All the normal guidelines for SNAP purchases apply here too – for example, tokens can’t be used for non-food items, prepared food to eat on the spot like hot dogs or pizza, or even prepared foods to take home like a whole pizza in a box.
“These are strict requirements,” explained Martin. “Say a vendor is selling peanuts – if they’re sealed in a bag to take home, you can use your tokens. But if they’re loose and designed to consume on the spot, you’ve got to dig into your pocket money. If you’re confused or have questions while shopping, just look for a market ambassador (the folks wandering around with the green aprons) and they can advise about which items qualify for tokens and which don’t.”
At the end of the day, the vendors turn in all the tokens they’ve collected, a record is made of how much SNAP money each has taken in, and thethe next week the vendor receives a check in that amount.
But wait, there’s more.
To help stretch SNAP benefits further (and at the same time help the independent farmers who sell their produce at farmers markets) the State of Washington offers a special program for SNAP recipients called Market Match. It allows someone who is using their SNAP benefits at a farmers market to get a matching money voucher up to a $25 limit for purchase of fresh produce.
But to be able to use Market Match, market organizers must apply in November, and since the Edmonds Market did not get approved for SNAP until June 1, they missed the deadline.
But again, creativity and a passion to make this work inspired Food Bank SNAP Manager Tracey Peterson to create a new program — which she named Edmonds Food Bank Market Bucks — to bridge the gap until they qualify for Market Match. Funded by a few generous donors, shoppers swiping their SNAP EBT card at the food bank booth also receive blue “market bucks” vouchers. The matching money — up to a limit of $10 — enables recipients to bring more food home and support local farmers at the same time. According to Peterson, the application process is already underway to offer the state Market Match program, and as soon as this goes through it will supplant the Market Bucks program.
“This whole story is a classic example of partnerships finding solutions,” Davis said. “What we did was great but there’s so much more that could be done at the administrative levels of all three programs to make the benefits more accessible to those who need them. A single application process would be so helpful. For example, right now if a senior who qualifies for both SNAP and SFMNP takes in a grandchild and through that now qualifies for WIC, they must complete three separate paper-heavy application processes – and this is just to purchase food!
“Bringing SNAP benefits to the Edmonds market was a step in the right direction. It took lots of work, creativity and dedication, and it’s making a real dent in food insecurity in our area. And helping folks is what it’s all about,” Davis added.

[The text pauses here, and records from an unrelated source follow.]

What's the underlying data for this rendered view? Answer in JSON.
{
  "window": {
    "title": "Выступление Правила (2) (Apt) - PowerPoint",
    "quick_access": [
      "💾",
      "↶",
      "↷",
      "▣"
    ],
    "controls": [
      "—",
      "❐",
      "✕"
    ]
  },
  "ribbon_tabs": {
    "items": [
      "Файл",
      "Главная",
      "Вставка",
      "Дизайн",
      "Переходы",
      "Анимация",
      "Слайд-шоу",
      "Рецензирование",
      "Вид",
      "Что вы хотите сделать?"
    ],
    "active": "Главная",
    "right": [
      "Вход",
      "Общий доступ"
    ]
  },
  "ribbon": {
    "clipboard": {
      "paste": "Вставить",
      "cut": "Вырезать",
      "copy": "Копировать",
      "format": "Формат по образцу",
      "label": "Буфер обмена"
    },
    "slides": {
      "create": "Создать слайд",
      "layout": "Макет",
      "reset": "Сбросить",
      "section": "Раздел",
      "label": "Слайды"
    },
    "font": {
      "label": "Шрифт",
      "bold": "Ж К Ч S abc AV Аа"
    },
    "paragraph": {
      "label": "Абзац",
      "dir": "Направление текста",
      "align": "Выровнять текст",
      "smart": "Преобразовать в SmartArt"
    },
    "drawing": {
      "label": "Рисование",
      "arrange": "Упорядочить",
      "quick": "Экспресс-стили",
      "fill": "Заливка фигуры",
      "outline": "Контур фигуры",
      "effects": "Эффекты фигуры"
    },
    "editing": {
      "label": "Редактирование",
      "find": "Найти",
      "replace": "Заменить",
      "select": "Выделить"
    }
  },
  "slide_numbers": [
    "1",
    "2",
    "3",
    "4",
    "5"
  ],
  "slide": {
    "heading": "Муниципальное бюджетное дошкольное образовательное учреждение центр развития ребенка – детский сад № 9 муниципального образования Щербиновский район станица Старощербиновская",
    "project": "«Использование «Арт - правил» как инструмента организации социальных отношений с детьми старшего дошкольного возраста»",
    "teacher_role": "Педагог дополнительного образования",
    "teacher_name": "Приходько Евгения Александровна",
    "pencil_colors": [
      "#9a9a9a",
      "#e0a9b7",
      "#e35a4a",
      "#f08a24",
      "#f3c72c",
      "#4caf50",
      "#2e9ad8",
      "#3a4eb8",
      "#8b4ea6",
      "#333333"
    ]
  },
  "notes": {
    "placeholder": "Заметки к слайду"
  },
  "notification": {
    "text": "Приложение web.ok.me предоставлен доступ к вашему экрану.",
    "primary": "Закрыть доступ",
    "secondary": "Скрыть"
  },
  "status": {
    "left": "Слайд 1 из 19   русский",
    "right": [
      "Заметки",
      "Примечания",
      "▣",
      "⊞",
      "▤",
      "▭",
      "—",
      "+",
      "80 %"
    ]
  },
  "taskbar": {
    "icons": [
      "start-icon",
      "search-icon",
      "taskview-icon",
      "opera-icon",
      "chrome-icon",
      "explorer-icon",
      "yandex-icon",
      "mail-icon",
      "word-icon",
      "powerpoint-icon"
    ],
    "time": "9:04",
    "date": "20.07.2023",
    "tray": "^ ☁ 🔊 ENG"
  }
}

“It’s been a long, collaborative effort but we stuck with it, got creative, and came up with a unique solution,” concluded Martin. “When SNAP recipients get fresh produce, they’re not only bringing nutritious, quality food to their home tables but they’re also supporting local farmers, many of whom are barely getting by. And it wouldn’t have happened without the dedication, persistence and passion of everyone involved. It was a true team effort.”
— Story and photos by Larry Vogel